This is not to say that people can’t change, but they either become exaggerated versions of their earlier selves, or follow a common maturity curve that makes them less open to new experiences, more conservative, and more conscientious (think: becoming more boring versions of ourselves).
For all the hype about grit and growth mindset as catalysts of change, there is little scientific evidence to show that we can actually boost people’s grit or growth mindset beyond their personal default level. Rather, these qualities behave much like other personality traits, so they are found in different degrees in different people. Paradoxically, a growth mindset is more fixed than dynamic.

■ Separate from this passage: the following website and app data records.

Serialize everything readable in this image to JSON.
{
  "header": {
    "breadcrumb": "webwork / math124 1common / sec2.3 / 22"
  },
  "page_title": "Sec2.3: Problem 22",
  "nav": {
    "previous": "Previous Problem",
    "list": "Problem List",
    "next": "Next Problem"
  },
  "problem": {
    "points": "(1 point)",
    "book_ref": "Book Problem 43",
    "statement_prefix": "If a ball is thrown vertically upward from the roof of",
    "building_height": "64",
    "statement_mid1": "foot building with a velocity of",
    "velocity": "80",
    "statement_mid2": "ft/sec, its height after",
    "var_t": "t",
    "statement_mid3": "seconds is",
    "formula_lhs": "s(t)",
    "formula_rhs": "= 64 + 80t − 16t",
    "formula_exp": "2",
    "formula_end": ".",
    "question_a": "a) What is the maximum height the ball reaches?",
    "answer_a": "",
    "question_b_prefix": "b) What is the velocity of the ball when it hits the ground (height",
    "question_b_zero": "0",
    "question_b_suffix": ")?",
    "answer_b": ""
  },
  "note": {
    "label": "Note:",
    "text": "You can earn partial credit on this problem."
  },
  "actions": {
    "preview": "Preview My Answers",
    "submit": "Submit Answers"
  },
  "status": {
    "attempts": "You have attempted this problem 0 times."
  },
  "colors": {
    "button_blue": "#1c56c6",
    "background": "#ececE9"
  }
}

Last, but not least, we all strive to make our environments as predictable and unthreatening as possible. The mere thought of change is threatening and frightening, which is why we gravitate toward the familiar and are generally happier with the devil we know. This may sound counterintuitive in an age that glorifies disruptive rule breakers with no tolerance for boredom and routine, but it is still the reality for most people. And that’s okay. Life is complex enough to abandon the possibility of controlling and managing some of its elements, and the more predictable most things are, the more freedom we have to pursue innovation and change in others.
However, there is also a cost to this. We become increasingly programmed to behave in more similar ways, and our growing ability to adapt to environments decreases our ability (and willingness) to change. The psychological term for this is niche-picking, and it speaks to a reciprocal relationship between our habits and the challenges and problems that benefit from them.
Sociable people will seek social situations where their ability to interact with others is a natural adaptation. These situations will in turn reward and enhance their sociability. This creates a snowball effect that makes it less and less appealing (and adaptive) for them to spend time on their own. By the same token, people who are naturally more introverted will tend to avoid situations of rich social interaction, preferring instead to spend time on their own (reading, thinking, watching movies). This, in turn, will enhance their ability to adapt to solitary environments while reducing their ability to interact with strangers. Because these mechanisms are in place from a very early age, the longer we wait to try to break these cycles, the harder it is to break them.
Changing and becoming a better version of ourselves is possible. But that change is going to be hardest when we are not truly committed and when it involves going against our nature. A hack that promises to help us can’t when it depends on us having to unlearn our deep-rooted patterns of adapting. That’s why playing to our strengths is much easier, to the point of not requiring much effort at all. It’s a bit like being asked to start next year by being ourselves.